It is with a heavy heart that the Chijnaya Foundation shares that Board member, Paul L. Doughty, has recently passed away at the age of 93.
Paul was a longtime friend of several Board members and a guiding force for all of us who love Peru and devote ourselves to helping Andean communities. Paul dedicated a large portion of his life to supporting these communities, beginning in the late 1950’s when he did his doctoral research in Huaylas.
In memory of Paul, we are sharing a portion of his obituary, below.
“Born on February 27, 1930, in the town of “Bigger, Better, Booming” Beacon, New York, Paul led a remarkable life that left an indelible mark on countless individuals and communities. From a young age, Paul’s love for sports, fishing, and scouting ignited his adventurous spirit. He explored the picturesque Mount Beacon and scoured the area’s creeks and empty lots for scrap metal to support the USA’s World War II effort. Paul’s formative years were spent at Oakwood Friends School, where he graduated in 1948. Little did he know that his experiences at this Quaker-based institution would shape one of the defining chapters of his life.
During his time at Ursinus College, Paul crossed paths with the love of his life, Mary “Polly” Catherine French. They embarked on a 65 year long life together, when they married in 1952.
A man of unwavering principles, Paul chose the path of conscientious objection rather than participating in the Korean War and devoted his service to the Friend’s Service Committee, focusing on rural community development in Mexico and El Salvador. This transformative experience fueled his passion for anthropology, ultimately leading him to earn a Ph.D. from Cornell University. His research and fieldwork in the Andean Highlands of Peru left an enduring impact on the communities he lived and worked with, and he continued to maintain strong ties with them throughout his life.

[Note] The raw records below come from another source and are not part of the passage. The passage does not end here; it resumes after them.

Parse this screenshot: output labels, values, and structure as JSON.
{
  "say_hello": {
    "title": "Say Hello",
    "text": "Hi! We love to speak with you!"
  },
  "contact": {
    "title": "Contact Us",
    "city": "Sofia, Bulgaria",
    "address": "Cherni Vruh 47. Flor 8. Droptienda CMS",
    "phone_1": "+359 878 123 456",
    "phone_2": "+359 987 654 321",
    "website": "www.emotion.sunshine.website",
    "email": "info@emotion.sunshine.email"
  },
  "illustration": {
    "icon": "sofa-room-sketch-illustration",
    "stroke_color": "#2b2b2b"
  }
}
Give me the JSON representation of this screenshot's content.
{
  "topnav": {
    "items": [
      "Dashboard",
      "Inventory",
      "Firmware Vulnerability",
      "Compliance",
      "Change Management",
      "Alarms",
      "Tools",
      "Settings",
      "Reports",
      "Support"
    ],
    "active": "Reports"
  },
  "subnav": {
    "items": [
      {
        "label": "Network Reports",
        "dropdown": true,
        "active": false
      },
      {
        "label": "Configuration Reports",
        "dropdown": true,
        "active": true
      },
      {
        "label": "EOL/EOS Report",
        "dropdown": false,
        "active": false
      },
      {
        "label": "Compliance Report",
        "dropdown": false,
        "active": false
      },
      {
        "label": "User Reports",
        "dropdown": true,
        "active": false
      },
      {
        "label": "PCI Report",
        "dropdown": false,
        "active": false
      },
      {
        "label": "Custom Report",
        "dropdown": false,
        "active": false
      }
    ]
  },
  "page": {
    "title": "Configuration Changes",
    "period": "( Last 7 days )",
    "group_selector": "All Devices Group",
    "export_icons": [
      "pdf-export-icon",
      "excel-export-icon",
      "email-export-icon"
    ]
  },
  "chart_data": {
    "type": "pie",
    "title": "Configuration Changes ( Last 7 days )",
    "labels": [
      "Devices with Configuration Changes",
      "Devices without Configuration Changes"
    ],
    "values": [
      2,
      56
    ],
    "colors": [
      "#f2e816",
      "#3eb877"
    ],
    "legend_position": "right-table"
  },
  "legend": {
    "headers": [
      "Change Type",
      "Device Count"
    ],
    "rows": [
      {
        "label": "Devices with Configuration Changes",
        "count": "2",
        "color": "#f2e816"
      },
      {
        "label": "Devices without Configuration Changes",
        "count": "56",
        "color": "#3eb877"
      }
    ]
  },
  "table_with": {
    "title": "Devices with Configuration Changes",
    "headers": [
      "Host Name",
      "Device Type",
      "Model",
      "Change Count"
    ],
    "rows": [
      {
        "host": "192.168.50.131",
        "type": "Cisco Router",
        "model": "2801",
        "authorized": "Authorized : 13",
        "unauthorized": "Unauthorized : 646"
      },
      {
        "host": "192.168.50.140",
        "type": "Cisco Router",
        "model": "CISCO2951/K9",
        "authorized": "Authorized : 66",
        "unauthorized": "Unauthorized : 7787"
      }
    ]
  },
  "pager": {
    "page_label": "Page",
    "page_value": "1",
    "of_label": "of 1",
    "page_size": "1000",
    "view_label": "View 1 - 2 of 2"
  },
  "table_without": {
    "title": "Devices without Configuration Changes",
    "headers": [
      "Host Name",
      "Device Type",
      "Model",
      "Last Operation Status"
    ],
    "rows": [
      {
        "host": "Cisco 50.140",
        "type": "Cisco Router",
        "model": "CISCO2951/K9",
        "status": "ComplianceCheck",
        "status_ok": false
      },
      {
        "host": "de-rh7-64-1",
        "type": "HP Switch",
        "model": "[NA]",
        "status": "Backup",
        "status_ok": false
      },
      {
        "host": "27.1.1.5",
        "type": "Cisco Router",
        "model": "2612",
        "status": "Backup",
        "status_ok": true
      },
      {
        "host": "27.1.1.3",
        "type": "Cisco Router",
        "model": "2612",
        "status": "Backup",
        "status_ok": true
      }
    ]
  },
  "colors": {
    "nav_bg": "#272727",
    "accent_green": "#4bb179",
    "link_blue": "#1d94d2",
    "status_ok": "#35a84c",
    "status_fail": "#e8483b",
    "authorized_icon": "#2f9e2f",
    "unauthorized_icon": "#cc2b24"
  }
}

After a seven-year association with the Latin American Studies program at Indiana University, Paul and his family made Gainesville, Florida, their home in 1971. Starting as Chair of the Anthropology Department, Paul embarked on a long career at the University of Florida, where he dedicated himself to teaching and research. His commitment to academia and his students was unwavering, and he retired in 1995, leaving behind a legacy of knowledge and inspiration.
Paul’s passing leaves a void in the hearts of those who knew and loved him. His legacy of intellectual curiosity, dedication to community, establishing scholarships for higher education students, and unwavering commitment to family will continue to inspire generations to come.
He is survived by his son, Thomas Doughty, daughter in-law Lianne, son in-law Bo Nilsson, and loving grandchildren, Maya, Nico, and Lua and a host of friends and colleagues who will forever remember him as a welcoming and generous soul.
It is with a heavy heart that we say goodbye to Paul. We will continue to honor his memory and legacy by carrying out our work to impact the lives of many in the Altiplano. If you would like to honor his memory, a scholarship has been established in the name of Paul and Polly. We invite you to learn more about our scholarship program and work in the education sector. Thank you for your support.